YOUR GOAL ->
The complete listing goes into the output exactly, without its pictures.

RECORDS PROVIDED ->
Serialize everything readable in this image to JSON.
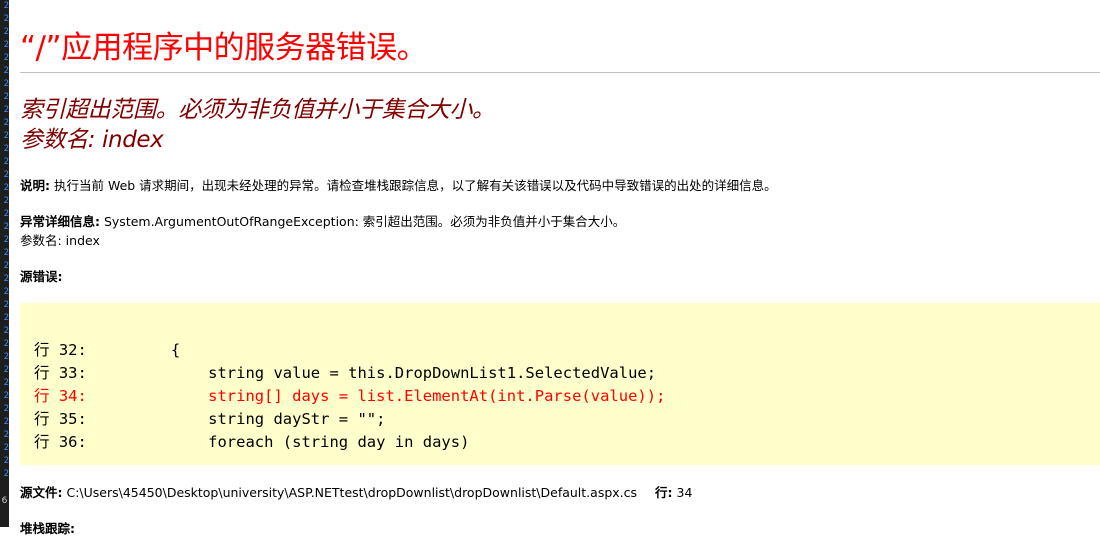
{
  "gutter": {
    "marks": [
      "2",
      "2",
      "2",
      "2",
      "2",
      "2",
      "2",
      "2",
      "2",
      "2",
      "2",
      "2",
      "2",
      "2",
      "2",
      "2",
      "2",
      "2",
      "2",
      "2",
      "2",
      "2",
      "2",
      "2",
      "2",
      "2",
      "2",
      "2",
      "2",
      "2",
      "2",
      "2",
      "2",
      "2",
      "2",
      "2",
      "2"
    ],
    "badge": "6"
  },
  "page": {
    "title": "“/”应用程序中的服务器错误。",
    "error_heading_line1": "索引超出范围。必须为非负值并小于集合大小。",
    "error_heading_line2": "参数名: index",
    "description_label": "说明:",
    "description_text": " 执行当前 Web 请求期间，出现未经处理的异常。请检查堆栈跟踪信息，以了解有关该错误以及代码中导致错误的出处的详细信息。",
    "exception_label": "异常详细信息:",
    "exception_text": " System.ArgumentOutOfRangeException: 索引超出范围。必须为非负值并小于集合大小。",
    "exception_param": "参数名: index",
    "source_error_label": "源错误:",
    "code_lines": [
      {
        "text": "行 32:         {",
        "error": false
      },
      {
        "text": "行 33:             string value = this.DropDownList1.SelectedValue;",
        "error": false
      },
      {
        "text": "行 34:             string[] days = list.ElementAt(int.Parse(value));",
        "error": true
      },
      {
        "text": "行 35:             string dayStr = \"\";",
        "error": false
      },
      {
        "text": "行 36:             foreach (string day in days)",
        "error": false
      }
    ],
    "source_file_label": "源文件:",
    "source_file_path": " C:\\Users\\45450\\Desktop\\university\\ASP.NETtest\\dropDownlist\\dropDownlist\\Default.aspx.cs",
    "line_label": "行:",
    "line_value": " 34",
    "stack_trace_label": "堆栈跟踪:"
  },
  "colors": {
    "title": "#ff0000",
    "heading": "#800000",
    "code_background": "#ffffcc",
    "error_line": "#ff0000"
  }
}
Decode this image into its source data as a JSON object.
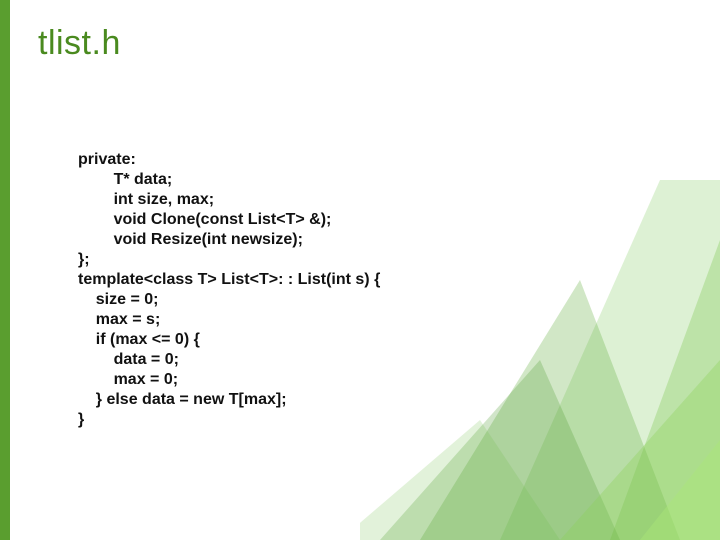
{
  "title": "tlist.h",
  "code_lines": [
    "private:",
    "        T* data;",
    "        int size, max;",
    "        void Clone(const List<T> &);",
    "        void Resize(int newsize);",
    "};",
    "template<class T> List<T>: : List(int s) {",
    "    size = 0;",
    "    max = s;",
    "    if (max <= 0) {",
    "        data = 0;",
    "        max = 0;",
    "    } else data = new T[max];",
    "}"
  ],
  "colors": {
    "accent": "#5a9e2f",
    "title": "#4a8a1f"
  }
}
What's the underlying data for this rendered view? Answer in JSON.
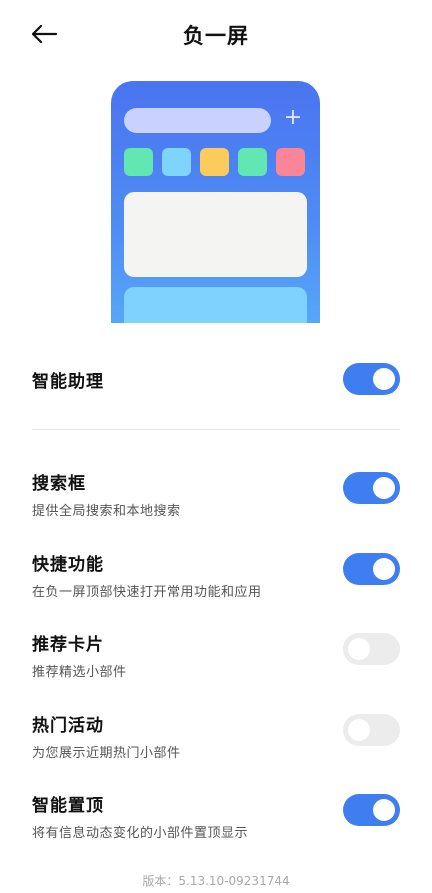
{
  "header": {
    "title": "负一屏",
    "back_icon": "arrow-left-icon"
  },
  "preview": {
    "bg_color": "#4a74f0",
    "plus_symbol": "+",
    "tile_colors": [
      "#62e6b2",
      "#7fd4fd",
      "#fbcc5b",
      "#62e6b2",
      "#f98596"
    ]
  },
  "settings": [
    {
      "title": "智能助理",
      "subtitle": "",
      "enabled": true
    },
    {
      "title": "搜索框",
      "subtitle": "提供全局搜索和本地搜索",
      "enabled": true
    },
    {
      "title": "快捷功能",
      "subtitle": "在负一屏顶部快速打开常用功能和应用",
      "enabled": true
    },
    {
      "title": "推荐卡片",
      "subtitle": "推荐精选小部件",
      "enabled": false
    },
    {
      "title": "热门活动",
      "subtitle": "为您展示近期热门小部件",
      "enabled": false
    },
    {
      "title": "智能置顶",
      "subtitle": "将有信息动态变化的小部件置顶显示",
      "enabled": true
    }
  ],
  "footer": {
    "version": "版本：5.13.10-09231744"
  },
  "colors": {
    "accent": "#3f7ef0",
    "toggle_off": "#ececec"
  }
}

ANSWER TO THE PROBLEM ->
Serialize everything readable in this image to JSON.
{
  "gutter": {
    "marks": [
      "2",
      "2",
      "2",
      "2",
      "2",
      "2",
      "2",
      "2",
      "2",
      "2",
      "2",
      "2",
      "2",
      "2",
      "2",
      "2",
      "2",
      "2",
      "2",
      "2",
      "2",
      "2",
      "2",
      "2",
      "2",
      "2",
      "2",
      "2",
      "2",
      "2",
      "2",
      "2",
      "2",
      "2",
      "2",
      "2",
      "2"
    ],
    "badge": "6"
  },
  "page": {
    "title": "“/”应用程序中的服务器错误。",
    "error_heading_line1": "索引超出范围。必须为非负值并小于集合大小。",
    "error_heading_line2": "参数名: index",
    "description_label": "说明:",
    "description_text": " 执行当前 Web 请求期间，出现未经处理的异常。请检查堆栈跟踪信息，以了解有关该错误以及代码中导致错误的出处的详细信息。",
    "exception_label": "异常详细信息:",
    "exception_text": " System.ArgumentOutOfRangeException: 索引超出范围。必须为非负值并小于集合大小。",
    "exception_param": "参数名: index",
    "source_error_label": "源错误:",
    "code_lines": [
      {
        "text": "行 32:         {",
        "error": false
      },
      {
        "text": "行 33:             string value = this.DropDownList1.SelectedValue;",
        "error": false
      },
      {
        "text": "行 34:             string[] days = list.ElementAt(int.Parse(value));",
        "error": true
      },
      {
        "text": "行 35:             string dayStr = \"\";",
        "error": false
      },
      {
        "text": "行 36:             foreach (string day in days)",
        "error": false
      }
    ],
    "source_file_label": "源文件:",
    "source_file_path": " C:\\Users\\45450\\Desktop\\university\\ASP.NETtest\\dropDownlist\\dropDownlist\\Default.aspx.cs",
    "line_label": "行:",
    "line_value": " 34",
    "stack_trace_label": "堆栈跟踪:"
  },
  "colors": {
    "title": "#ff0000",
    "heading": "#800000",
    "code_background": "#ffffcc",
    "error_line": "#ff0000"
  }
}
Decode this image into its source data as a JSON object.
{
  "title": "tlist.h",
  "code_lines": [
    "private:",
    "        T* data;",
    "        int size, max;",
    "        void Clone(const List<T> &);",
    "        void Resize(int newsize);",
    "};",
    "template<class T> List<T>: : List(int s) {",
    "    size = 0;",
    "    max = s;",
    "    if (max <= 0) {",
    "        data = 0;",
    "        max = 0;",
    "    } else data = new T[max];",
    "}"
  ],
  "colors": {
    "accent": "#5a9e2f",
    "title": "#4a8a1f"
  }
}
What's the underlying data for this rendered view? Answer in JSON.
{
  "header": {
    "title": "负一屏",
    "back_icon": "arrow-left-icon"
  },
  "preview": {
    "bg_color": "#4a74f0",
    "plus_symbol": "+",
    "tile_colors": [
      "#62e6b2",
      "#7fd4fd",
      "#fbcc5b",
      "#62e6b2",
      "#f98596"
    ]
  },
  "settings": [
    {
      "title": "智能助理",
      "subtitle": "",
      "enabled": true
    },
    {
      "title": "搜索框",
      "subtitle": "提供全局搜索和本地搜索",
      "enabled": true
    },
    {
      "title": "快捷功能",
      "subtitle": "在负一屏顶部快速打开常用功能和应用",
      "enabled": true
    },
    {
      "title": "推荐卡片",
      "subtitle": "推荐精选小部件",
      "enabled": false
    },
    {
      "title": "热门活动",
      "subtitle": "为您展示近期热门小部件",
      "enabled": false
    },
    {
      "title": "智能置顶",
      "subtitle": "将有信息动态变化的小部件置顶显示",
      "enabled": true
    }
  ],
  "footer": {
    "version": "版本：5.13.10-09231744"
  },
  "colors": {
    "accent": "#3f7ef0",
    "toggle_off": "#ececec"
  }
}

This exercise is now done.